Strong independent judiciary. The judiciary carry enormous authority over offenders and criminal justice agencies and thus have a potentially powerful role to play in promoting compliance with court orders and tackling offending behaviour. Community justice should enable the judiciary to direct hearings, lead the problem solving approach, and maintain oversight over offenders' progress post-sentence.

Solving problems and finding solutions. Problem solving is at the heart of the community justice approach in the Court. In essence, it means making use of a range of available service providers in order to address and tackle the underlying causes of offending. Problem solving can operate both at a community level—tackling safety concerns raised by local people—and also when dealing with individual offenders at court.
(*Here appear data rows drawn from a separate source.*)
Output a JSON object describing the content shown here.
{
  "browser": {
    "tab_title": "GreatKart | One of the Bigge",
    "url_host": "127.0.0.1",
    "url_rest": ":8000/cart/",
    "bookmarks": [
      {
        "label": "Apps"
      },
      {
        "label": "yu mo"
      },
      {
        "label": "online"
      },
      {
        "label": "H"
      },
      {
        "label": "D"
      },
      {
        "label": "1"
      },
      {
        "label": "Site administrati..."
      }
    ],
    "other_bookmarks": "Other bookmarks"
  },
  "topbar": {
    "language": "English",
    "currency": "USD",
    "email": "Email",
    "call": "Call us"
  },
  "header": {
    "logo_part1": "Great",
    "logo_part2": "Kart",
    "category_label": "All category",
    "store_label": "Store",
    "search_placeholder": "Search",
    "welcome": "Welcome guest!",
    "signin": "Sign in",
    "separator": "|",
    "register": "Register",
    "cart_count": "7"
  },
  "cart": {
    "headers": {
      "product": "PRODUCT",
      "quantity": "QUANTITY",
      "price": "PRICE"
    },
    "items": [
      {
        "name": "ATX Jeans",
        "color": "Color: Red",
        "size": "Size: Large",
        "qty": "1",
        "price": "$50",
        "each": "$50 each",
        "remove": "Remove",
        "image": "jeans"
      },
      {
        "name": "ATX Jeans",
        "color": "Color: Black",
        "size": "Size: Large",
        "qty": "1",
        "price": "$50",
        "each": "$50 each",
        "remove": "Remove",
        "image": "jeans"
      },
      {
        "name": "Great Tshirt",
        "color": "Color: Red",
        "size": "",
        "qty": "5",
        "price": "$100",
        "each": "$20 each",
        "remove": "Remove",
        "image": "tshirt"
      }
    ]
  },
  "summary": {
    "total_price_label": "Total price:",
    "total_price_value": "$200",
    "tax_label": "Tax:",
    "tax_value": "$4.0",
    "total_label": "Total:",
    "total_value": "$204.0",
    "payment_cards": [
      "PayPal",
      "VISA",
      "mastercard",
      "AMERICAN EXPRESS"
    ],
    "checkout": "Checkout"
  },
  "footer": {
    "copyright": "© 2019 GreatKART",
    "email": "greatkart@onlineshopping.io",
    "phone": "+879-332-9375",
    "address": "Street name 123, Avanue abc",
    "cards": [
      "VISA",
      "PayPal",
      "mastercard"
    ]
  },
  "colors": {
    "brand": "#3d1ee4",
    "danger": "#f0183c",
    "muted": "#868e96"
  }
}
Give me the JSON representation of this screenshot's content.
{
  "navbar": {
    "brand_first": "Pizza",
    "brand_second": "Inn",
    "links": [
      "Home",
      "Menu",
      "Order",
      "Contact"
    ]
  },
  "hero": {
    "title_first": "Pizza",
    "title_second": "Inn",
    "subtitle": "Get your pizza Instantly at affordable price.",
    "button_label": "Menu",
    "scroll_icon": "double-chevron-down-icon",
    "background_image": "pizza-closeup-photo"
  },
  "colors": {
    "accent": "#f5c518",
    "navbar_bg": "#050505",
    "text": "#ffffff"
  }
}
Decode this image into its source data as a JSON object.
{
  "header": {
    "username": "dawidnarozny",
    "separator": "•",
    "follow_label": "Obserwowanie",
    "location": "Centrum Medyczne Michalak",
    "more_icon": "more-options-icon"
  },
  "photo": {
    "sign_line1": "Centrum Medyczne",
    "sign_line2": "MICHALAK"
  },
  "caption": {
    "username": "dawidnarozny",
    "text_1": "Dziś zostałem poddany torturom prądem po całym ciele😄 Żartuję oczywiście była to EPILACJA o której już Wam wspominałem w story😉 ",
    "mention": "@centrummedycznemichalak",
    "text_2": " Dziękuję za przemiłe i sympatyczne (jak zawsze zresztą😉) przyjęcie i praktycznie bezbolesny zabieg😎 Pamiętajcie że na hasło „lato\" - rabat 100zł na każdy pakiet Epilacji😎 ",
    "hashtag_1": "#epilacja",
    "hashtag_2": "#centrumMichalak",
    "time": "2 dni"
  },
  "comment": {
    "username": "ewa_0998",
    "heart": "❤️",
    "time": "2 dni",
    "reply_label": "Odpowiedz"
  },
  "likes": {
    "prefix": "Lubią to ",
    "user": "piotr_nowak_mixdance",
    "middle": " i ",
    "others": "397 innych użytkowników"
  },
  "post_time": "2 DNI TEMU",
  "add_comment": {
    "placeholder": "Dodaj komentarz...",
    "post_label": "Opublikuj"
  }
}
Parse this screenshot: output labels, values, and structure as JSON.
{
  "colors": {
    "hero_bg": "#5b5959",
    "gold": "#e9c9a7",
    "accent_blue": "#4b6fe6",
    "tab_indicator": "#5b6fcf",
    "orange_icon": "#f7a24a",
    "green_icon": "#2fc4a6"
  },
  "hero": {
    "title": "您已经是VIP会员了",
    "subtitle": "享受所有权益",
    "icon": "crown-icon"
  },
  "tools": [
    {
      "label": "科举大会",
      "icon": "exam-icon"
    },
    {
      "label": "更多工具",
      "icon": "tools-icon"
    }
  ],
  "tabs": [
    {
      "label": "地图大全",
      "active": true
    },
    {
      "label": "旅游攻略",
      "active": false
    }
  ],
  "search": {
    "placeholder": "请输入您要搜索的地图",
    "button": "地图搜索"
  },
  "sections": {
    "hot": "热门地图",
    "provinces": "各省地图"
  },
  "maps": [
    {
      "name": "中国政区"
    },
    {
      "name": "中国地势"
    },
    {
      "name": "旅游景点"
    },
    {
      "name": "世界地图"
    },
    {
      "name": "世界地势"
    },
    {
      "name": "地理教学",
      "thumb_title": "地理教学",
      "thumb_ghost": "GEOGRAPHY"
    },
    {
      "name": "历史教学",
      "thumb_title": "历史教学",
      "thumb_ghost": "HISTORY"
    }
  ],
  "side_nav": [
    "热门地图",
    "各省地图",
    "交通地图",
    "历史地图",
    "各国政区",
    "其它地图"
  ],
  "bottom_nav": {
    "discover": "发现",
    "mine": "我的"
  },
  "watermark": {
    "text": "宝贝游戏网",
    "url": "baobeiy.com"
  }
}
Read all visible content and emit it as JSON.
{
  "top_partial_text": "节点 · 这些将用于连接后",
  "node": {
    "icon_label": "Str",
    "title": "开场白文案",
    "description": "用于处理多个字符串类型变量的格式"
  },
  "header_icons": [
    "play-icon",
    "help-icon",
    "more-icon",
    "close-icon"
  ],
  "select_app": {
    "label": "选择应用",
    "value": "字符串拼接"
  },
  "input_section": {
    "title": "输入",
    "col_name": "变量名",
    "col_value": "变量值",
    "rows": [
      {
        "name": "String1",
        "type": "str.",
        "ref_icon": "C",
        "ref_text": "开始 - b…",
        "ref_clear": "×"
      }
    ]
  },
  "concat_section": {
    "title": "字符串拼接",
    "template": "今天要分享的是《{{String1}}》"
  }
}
Working together. This enables consistency, builds trust and promotes a team approach to decision making and dealing with offenders. Collaboration ensures that a range of agencies, necessary for problem solving, are available to the court. In sum it empowers the court to deliver an end-to-end service to offenders, victims and the community.

Repairing harm and raising confidence. Victims and witnesses must be kept fully informed and supported from their first contact with the system until after the case has concluded. The new schemes will seek the views of the community on what projects should be the subject of unpaid work requirements imposed as part of a community punishment order; for example, through newsletters, advertising or by canvassing views at public meetings. These unpaid work projects should then be badged once completed so the community can see what has been achieved.

Reintegrating offenders and building communities. Community justice can play a crucial role in improving social bonds and cohesion within the community. More specifically, this involves developing pathways to support the re-integration of offenders back into their community.

I believe these new community justice initiatives will build on the achievements of the North Liverpool and Salford projects. They will demonstrate further how the courts, the wider criminal justice system and the public can be brought Closer together to foster new relationships that work to make justice better for everyone.”